The expected answer is a copy of every line in the listing that has the word "println".

** INFORMATION SUPPLIED follows **

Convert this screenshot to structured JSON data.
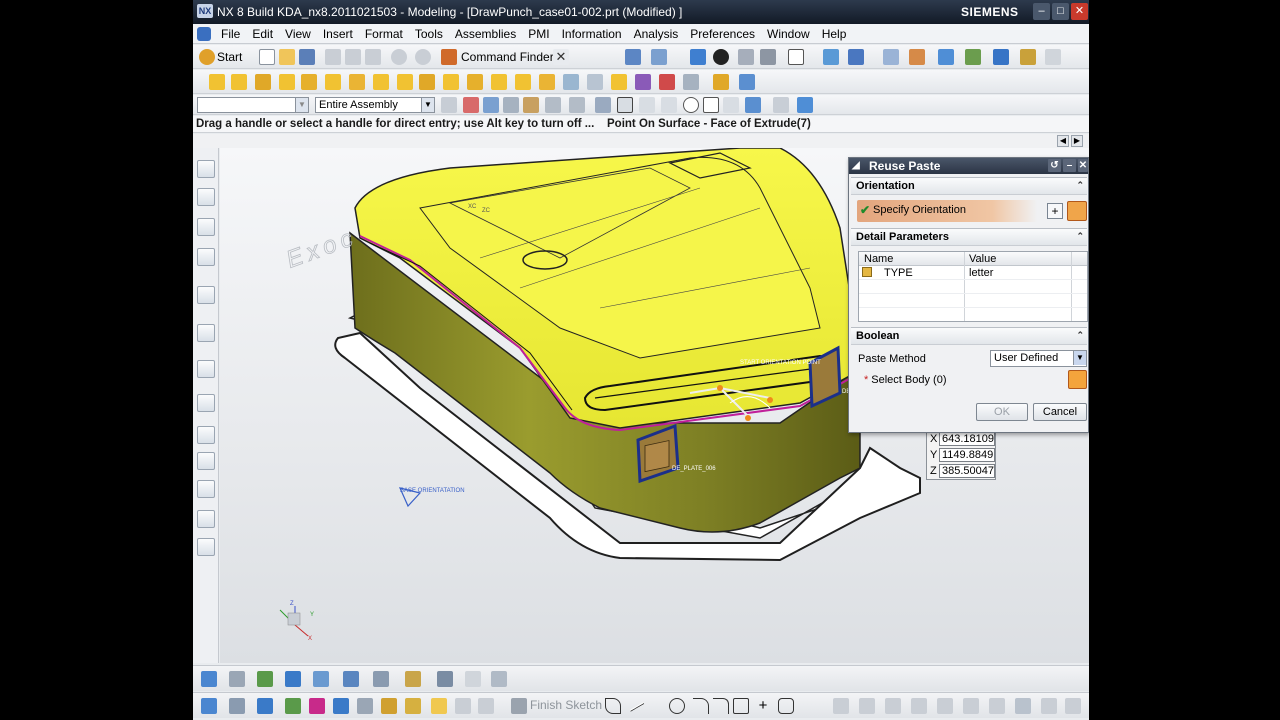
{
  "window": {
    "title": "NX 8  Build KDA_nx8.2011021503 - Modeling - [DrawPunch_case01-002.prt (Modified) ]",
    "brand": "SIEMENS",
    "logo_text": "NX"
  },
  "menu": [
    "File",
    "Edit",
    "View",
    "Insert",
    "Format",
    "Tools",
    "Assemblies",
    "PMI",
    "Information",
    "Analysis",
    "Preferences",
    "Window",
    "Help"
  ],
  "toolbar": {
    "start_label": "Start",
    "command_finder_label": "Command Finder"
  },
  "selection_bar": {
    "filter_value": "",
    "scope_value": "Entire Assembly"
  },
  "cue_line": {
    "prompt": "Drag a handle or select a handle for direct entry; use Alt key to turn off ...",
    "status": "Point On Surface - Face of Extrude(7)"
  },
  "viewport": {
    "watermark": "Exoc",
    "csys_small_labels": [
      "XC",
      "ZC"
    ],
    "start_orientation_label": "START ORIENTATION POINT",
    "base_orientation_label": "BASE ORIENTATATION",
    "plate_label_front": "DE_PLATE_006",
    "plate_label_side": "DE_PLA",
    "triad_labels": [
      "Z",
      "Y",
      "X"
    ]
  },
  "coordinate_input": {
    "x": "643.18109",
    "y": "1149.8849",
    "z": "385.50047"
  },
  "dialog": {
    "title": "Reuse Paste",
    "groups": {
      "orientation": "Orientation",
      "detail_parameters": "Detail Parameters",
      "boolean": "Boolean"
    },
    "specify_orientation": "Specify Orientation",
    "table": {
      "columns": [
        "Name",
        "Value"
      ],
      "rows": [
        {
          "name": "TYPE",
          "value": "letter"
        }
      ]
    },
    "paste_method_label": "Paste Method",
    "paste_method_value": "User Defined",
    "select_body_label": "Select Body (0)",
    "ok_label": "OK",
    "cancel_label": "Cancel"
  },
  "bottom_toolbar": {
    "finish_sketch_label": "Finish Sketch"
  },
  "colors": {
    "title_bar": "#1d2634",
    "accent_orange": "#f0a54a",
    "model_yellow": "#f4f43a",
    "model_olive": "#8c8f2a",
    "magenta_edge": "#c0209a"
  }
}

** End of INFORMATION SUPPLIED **
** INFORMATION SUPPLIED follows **

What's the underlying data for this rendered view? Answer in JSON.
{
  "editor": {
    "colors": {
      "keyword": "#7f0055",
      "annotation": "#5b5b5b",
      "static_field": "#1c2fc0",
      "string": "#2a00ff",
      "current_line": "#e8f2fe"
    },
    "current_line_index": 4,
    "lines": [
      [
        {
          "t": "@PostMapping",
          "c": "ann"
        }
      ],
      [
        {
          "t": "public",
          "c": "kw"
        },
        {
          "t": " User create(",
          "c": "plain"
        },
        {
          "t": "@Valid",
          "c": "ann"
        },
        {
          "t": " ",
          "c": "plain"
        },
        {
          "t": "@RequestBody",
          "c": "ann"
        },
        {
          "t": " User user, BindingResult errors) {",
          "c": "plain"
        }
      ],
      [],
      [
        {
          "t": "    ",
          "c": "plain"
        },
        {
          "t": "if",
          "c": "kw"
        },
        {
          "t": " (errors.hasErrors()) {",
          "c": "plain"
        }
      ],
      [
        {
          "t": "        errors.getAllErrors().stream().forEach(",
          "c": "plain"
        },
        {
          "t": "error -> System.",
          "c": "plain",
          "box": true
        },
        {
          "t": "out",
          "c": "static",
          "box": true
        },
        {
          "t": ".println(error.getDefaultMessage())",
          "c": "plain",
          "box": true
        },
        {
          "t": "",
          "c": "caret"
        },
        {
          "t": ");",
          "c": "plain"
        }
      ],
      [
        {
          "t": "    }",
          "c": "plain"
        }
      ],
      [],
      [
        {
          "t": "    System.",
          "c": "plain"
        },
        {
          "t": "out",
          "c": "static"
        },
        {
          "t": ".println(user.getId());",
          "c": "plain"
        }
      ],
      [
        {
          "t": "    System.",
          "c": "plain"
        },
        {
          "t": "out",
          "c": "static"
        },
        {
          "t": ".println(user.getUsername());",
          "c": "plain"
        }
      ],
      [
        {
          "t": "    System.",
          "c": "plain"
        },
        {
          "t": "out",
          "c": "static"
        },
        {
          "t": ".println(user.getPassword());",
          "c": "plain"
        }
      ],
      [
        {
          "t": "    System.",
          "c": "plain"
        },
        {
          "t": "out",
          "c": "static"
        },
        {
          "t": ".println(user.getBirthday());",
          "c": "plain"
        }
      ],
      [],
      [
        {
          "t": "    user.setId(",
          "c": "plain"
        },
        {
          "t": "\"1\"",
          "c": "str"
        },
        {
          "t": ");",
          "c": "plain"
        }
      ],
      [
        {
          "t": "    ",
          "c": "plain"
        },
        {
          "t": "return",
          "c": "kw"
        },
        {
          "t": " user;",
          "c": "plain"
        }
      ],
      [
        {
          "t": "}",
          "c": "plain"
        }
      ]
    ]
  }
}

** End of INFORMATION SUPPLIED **

TASK SOLUTION »
          "t": ".println(error.getDefaultMessage())",
          "t": ".println(user.getId());",
          "t": ".println(user.getUsername());",
          "t": ".println(user.getPassword());",
          "t": ".println(user.getBirthday());",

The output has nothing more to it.